Steven Aftergood, a scholar of the intelligence agencies with the Federation of American Scientists, suggested that the agency might need to study polygraph effects on its agents; evaluate their performance under conditions of stress; or study physiological indicators of deception.
But all said that such examples of human experimentation would require something that the CIA never had during the interrogation program: the informed consent of its subjects.
“There is a disconnect between the requirement of this regulation and the conduct of the interrogation program,” said Aftergood. “They do not represent consistent policy.”
A director’s decision, oversight and an evolving rulebook
Months after Zubaydah’s interrogation, Tenet issued formal guidance approving brutal interrogation techniques, including waterboarding. Tenet explicitly ordered medical staff to be present – a decision carrying the effect of having them extensively document and evaluate the torture sessions.
“[A]ppropriate medical or psychological personnel must be on site during all detainee interrogations employing Enhanced Techniques,” Tenet wrote in January 2003. “In each case, the medical and psychological staff shall suspend the interrogation if they determine that significant and prolonged physical or mental injury, pain or suffering is likely to result if the interrogation is not suspended.”
In response to the Guardian’s questions about the newly disclosed document and its implications for the CIA’s post-9/11 torture program, CIA spokesperson Ryan Trapani provided the following statement:
“CIA has had internal guidelines interpreting Executive Order 1233 in place continuously from 1987 to present. While some provisions in these guidelines have been amended since September 11, 2001, none of those amendments changed provisions governing human experimentation or were made in response to the detention and interrogation program.”
Ironically, the only part of the CIA’s torture program in which agency officials claimed they were hamstrung by prohibitions on human experimentation is when they were asked by John Helgerson, their internal inspector general, if torture was effective.
Their response was framed as an example of the agency respecting its own prohibition on human experimentation. In more recent days, the CIA has used it as a cudgel against the Senate report’s extensive conclusions that the torture was ultimately worthless.
“[S]ystematic study over time of the effectiveness of the techniques would have been encumbered by a number of factors,” reads a CIA response given to Helgerson in June 2003, a point the agency reiterated in its formal response to the Senate intelligence committee. Among them: “Federal policy on the protection of human subjects.”
Related: Psychologists met in secret with Bush officials to help justify torture – report
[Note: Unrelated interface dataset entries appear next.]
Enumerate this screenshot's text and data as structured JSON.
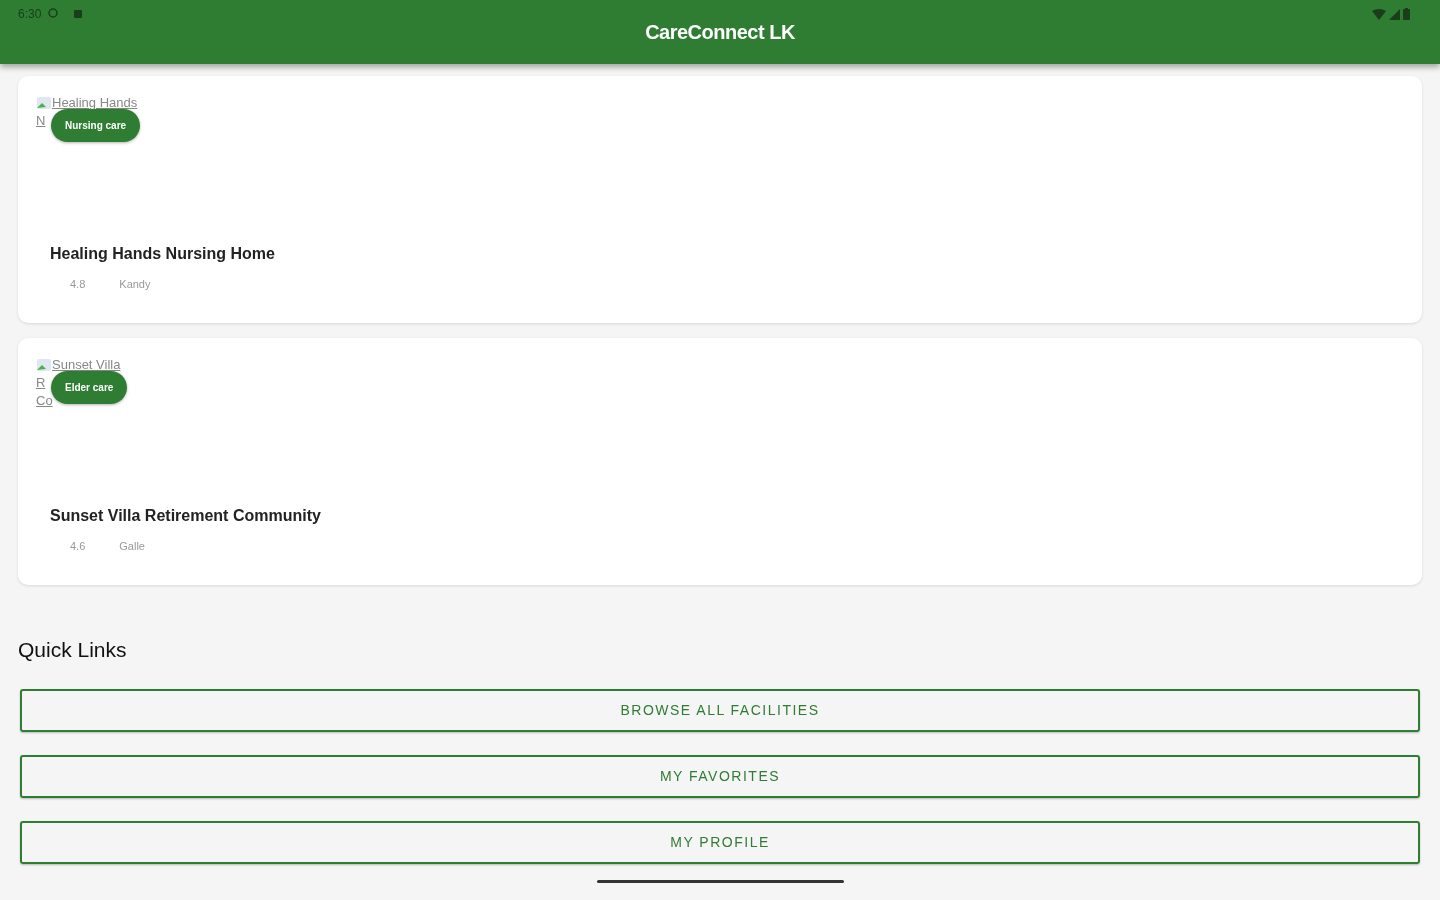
{
  "status_bar": {
    "time": "6:30"
  },
  "app_bar": {
    "title": "CareConnect LK"
  },
  "facilities": [
    {
      "image_alt": [
        "Healing Hands",
        "N"
      ],
      "badge": "Nursing care",
      "name": "Healing Hands Nursing Home",
      "rating": "4.8",
      "location": "Kandy"
    },
    {
      "image_alt": [
        "Sunset Villa",
        "R",
        "Co"
      ],
      "badge": "Elder care",
      "name": "Sunset Villa Retirement Community",
      "rating": "4.6",
      "location": "Galle"
    }
  ],
  "quick_links": {
    "title": "Quick Links",
    "buttons": [
      "BROWSE ALL FACILITIES",
      "MY FAVORITES",
      "MY PROFILE"
    ]
  }
}
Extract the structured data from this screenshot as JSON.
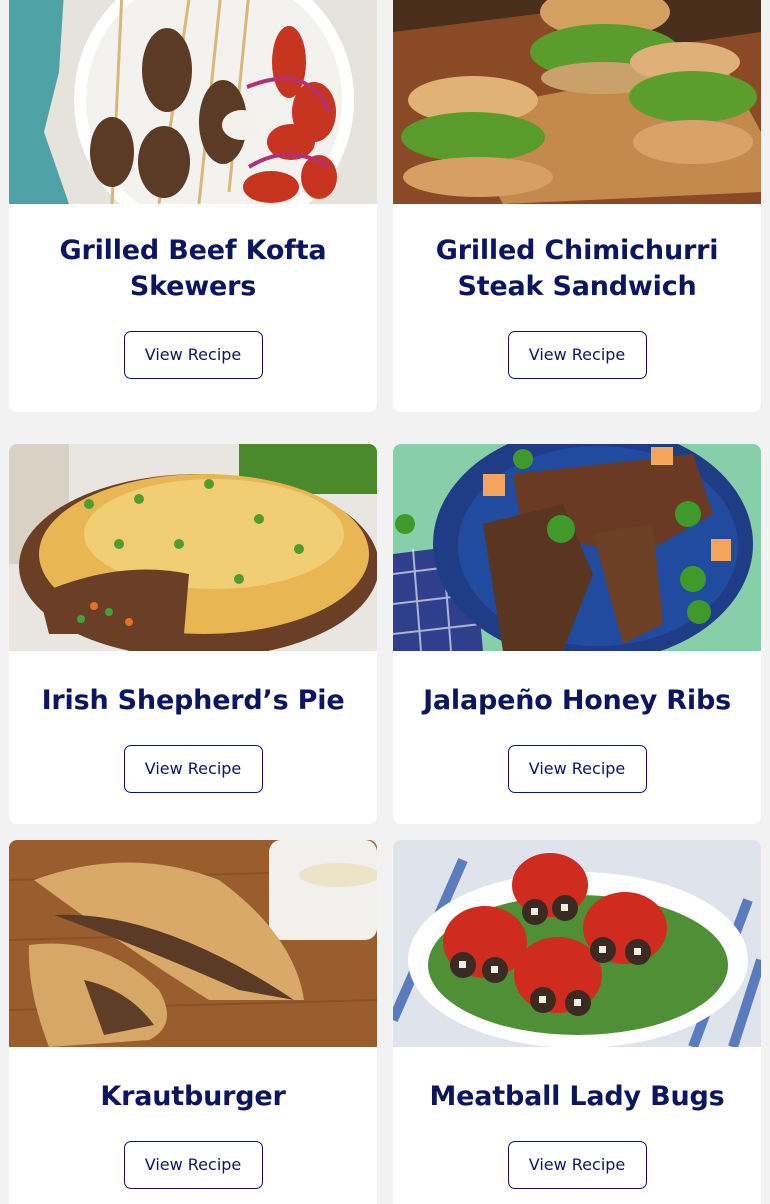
{
  "recipes": [
    {
      "title": "Grilled Beef Kofta Skewers",
      "button": "View Recipe",
      "image_alt": "Grilled beef kofta skewers on a plate with tomatoes and onions"
    },
    {
      "title": "Grilled Chimichurri Steak Sandwich",
      "button": "View Recipe",
      "image_alt": "Steak sandwiches with greens on a cutting board"
    },
    {
      "title": "Irish Shepherd’s Pie",
      "button": "View Recipe",
      "image_alt": "Shepherd's pie in a baking dish"
    },
    {
      "title": "Jalapeño Honey Ribs",
      "button": "View Recipe",
      "image_alt": "Ribs with jalapeño slices on a blue plate"
    },
    {
      "title": "Krautburger",
      "button": "View Recipe",
      "image_alt": "Stuffed bread pockets cut in half"
    },
    {
      "title": "Meatball Lady Bugs",
      "button": "View Recipe",
      "image_alt": "Meatballs decorated as lady bugs with tomatoes and olives"
    }
  ],
  "colors": {
    "title": "#0c1660",
    "background": "#f2f2f3",
    "card": "#ffffff"
  }
}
Harvard’s Raymond, using the agency’s acronym for its “enhanced interrogation technique” euphemism, said the CIA must have known its guidelines on human experimentation ruled out its psychologist-designed brutal interrogations.
“If they were abiding by this policy when EIT came up, they wouldn’t have been allowed to do it,” Raymond said. “Anyone in good faith would have known that was human subject research.”